Last week I read a really incredible paper published as OA in Nature titled, The global landscape of cognition: hierarchical aggregation as an organizational principle of human cortical networks and functions. In addition to breaking some terrific new methodological ground, the paper provides a first glimpse at what we might call a “Biological Bloom’s Taxonomy.”

The elements in the cognitive domain of Bloom’s Taxonomy are listed in an order that goes from simplest (e.g., remembering facts) to most difficult (e.g., creative synthesis). There are theoretical reasons to believe that the ordering of elements in the taxonomy is appropriate. However, there is room for argument about the ordering of elements in the taxonomy (not to mention its composition), as we saw when Anderson and Krathwohl published a revised version of the taxonomy in the early 2000s.

By a “Biological Bloom’s Taxonomy” I mean that Taylor et al. have taken a strong first step toward creating a taxonomy of cognitive elements where the simple to complex ordering is not derived from theory, but is derived instead from biological measures of which elements in the taxonomy require the deepest thought. I use “depth” here on purpose. Give the article a read and watch for Figure 6, but don’t just jump directly to Figure 6 without reading the article because you won’t understand what it’s saying.

This represents some exciting new territory and represents the rare – almost mythical – circumstance when work in neurobiology seems to have direct implications for education. For example, I see clear biological grounds here for asking students to engage in more reflection and pondering of abstract concepts.

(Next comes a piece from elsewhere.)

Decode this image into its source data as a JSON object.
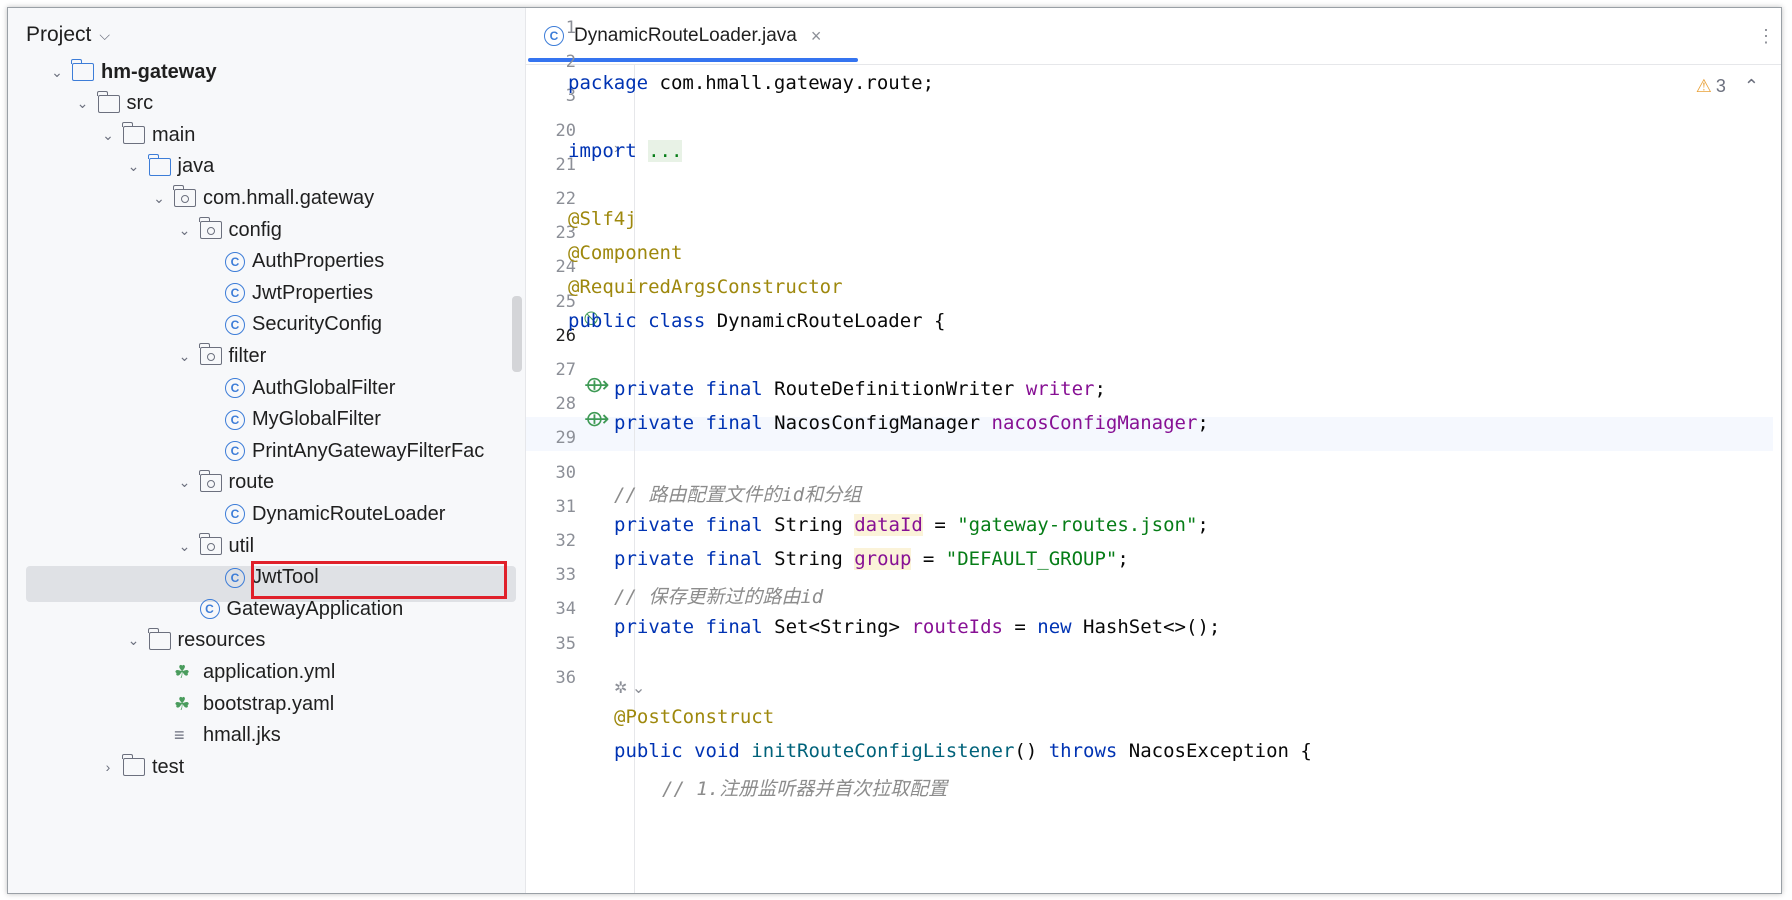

I’m still unpacking the implications of the article for instructional design, but I find the whole line of work suggested by the article extremely exciting.